## Problem to solve
Here is a block of records. Copy every line in it that includes "name".

## Data to process
:::
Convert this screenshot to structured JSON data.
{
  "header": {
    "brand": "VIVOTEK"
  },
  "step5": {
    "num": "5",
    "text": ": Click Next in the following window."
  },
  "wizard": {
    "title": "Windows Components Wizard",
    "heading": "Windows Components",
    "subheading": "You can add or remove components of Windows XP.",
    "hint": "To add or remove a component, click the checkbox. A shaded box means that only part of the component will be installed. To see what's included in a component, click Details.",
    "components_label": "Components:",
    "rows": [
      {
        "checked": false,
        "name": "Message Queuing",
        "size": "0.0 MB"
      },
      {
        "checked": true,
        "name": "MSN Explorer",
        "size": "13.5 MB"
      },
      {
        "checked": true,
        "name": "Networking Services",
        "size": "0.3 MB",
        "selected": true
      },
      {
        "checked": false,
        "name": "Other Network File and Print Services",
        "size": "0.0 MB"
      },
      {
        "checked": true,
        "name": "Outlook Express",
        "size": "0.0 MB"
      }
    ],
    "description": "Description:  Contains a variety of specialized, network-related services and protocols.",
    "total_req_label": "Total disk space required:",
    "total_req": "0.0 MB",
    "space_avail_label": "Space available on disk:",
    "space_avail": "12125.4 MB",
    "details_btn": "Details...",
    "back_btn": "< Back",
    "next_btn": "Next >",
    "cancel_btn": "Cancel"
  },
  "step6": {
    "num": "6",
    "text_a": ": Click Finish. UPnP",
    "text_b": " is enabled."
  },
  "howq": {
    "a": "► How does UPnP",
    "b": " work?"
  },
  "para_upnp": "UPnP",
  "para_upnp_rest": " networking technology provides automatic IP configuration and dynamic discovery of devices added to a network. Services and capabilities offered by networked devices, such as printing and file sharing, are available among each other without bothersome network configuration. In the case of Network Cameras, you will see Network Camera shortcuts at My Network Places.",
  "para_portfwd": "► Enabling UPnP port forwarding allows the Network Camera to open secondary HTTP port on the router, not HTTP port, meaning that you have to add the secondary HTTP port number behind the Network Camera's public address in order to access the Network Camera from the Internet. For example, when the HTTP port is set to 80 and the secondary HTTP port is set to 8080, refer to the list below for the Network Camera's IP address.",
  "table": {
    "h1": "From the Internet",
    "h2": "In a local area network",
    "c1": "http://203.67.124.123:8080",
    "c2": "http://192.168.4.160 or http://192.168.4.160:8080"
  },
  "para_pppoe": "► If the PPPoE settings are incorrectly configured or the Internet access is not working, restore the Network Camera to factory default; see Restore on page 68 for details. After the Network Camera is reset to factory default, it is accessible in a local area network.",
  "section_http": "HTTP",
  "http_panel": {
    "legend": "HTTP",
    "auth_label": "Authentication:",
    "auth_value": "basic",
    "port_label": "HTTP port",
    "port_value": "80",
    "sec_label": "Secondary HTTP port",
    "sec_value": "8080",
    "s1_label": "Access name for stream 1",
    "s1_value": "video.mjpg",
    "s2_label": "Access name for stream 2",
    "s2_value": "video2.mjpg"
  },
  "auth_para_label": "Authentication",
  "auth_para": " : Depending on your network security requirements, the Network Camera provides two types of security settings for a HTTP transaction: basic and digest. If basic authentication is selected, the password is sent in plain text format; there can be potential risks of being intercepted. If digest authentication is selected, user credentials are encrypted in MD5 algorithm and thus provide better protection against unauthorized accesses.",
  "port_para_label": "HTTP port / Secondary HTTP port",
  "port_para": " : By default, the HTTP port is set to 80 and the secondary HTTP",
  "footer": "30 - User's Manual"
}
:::
## Output of the exercise
        "name": "Message Queuing",
        "name": "MSN Explorer",
        "name": "Networking Services",
        "name": "Other Network File and Print Services",
        "name": "Outlook Express",
    "s1_label": "Access name for stream 1",
    "s2_label": "Access name for stream 2",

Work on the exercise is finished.